These days, when you see a trailer for a movie, you can pretty much assume it was spawned from a book — this year alone saw more than 20 book-to-film adaptations. That’s why it’s shocking that they’ve missed some classics that could really spice up the Halloween season and blow audiences’ minds. Classics like …
There have, in fact, been many Dracula adaptations, and a lot of them are rather famous. That’s why it’s shocking that not a single one has been even close to the book. Sure, Nosferatu is a classic, but it totally misses the novel’s emphasis on technology. Even though it was written in 1897, Dracula has an innovative structure, jumping around to different characters’ points of view. Some chapters are their notes and diaries; some are ship logs; one character speaks his thoughts into a recording device. It was, for its time, a truly cinematic novel — think what a halfway decent filmmaker could do with it! Instead, we have films that ignore it or films that try to make Dracula into some tragic lovelorn hero.
Other incarnations have given Dracula brides and children and cousins and neighbors (Dracula’s Daughter, Son of Dracula). Bram Stoker’s novel is innovative, with byzantine plotting, a cast of characters who include a cowboy, a vampire hunter, a resourceful modern Victorian woman, a tragic damsel in distress, a lawyer, a possessed guy, and a Dracula who is a terrifying lone wolf. Sherlock Holmes author Sir Arthur Conan Doyle wrote Bram Stoker a letter in which he said, “I write to tell you how very much I have enjoyed reading Dracula. I think it is the very best story of diablerie which I have read for many years.”
Sir Arthur Conan Doyle recognized it, but modern filmmakers keep fucking it up.
2. E.T.A. Hoffman’s “The Sandman”
No, wrong sandman — although Hoffmann was the first to give the Sandman from folklore a sinister spin, so every subsequent reference goes back to him.
This chilling 1816 short story, which you can and should read here, provoked Freud so much that he used it as an example in “The Uncanny”, his essay examining human fear. Although The Sandman is a short story, it has three distinct sections that just beg to be expanded upon as three acts in a film.

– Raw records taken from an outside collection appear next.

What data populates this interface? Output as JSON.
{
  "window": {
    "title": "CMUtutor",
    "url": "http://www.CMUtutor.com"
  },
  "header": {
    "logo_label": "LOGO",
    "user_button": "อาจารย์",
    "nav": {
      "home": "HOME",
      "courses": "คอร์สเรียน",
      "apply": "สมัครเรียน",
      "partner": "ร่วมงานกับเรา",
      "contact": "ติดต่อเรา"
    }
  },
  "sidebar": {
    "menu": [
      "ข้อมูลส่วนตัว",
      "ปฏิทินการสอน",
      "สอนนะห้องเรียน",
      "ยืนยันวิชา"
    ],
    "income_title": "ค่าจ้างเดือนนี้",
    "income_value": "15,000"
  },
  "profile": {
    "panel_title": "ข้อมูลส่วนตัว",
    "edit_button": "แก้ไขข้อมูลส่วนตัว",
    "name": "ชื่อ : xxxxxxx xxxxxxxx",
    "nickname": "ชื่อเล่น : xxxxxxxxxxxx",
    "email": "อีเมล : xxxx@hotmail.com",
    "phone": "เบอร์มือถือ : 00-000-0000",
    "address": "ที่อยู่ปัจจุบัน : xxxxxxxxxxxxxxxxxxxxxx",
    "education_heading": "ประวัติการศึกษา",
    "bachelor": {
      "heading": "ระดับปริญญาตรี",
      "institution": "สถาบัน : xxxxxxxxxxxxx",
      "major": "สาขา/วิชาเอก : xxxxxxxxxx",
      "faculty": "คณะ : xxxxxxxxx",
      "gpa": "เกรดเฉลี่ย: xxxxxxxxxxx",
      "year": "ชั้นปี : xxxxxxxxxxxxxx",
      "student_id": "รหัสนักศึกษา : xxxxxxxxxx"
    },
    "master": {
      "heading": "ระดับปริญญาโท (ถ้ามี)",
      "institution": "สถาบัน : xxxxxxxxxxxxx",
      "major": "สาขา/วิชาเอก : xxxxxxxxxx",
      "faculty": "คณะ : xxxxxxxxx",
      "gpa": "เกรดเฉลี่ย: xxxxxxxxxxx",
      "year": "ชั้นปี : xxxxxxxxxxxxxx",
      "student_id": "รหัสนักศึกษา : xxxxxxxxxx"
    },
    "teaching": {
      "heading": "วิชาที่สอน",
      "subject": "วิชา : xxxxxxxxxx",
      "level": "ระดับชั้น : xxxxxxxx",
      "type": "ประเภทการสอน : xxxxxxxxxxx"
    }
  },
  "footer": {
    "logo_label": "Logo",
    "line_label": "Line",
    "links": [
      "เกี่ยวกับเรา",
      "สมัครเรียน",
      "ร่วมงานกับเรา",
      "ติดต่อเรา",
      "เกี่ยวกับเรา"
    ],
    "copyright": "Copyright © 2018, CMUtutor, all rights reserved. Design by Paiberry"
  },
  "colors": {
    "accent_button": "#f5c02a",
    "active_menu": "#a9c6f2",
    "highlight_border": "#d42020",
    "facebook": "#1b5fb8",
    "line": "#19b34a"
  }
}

It centers around Nathaniel, who is tormented by his childhood recollections of an alchemist who used to work with his father. He equates him with the figure of the Sandman who steals children’s eyes at night, and as the reader, you’re never sure if this guy really is a creep or if Nathaniel has an overactive imagination. As the story progresses, it gets stranger and stranger, complete with an automaton being passed as a human, a Stepford family, some good old-fashioned madness and murder, and a twisty enough plot to put peak M. Night Shyamalan to shame.
It would make a fascinating and chilling movie, and the story has a timeless quality, which would give a filmmaker plenty of room to stretch. But in spite of inspiring operas and ballets and references in works like Blade Runner, The League of Extraordinary Gentleman, and Neil Gaiman’s Sandman, Hoffmann’s “Sandman” has never actually been made into a feature film.
Every horror movie that has villains without defined motives owes to “A Good Man Is Hard To Find,” but the 1953 short story surpasses its imitators. Like many of the best horror stories, it’s a simple tale: a family driving in the South encounters an escaped convict called the Misfit, and things don’t go too well. The Misfit is chillingly polite and even-tempered as he terrorizes them; discussing manners and the Old South with an old Southern lady. Every movie with psychos who like to pair polite discussions with their motiveless murder can say thank you to Flannery O’Connor.
Filmmakers disillusioned by how many lousy movies make it onscreen needn’t look far for the next great Halloween chiller on your hands. A provocative thriller with an actual story is simply not that hard to find, if only you look in the right places.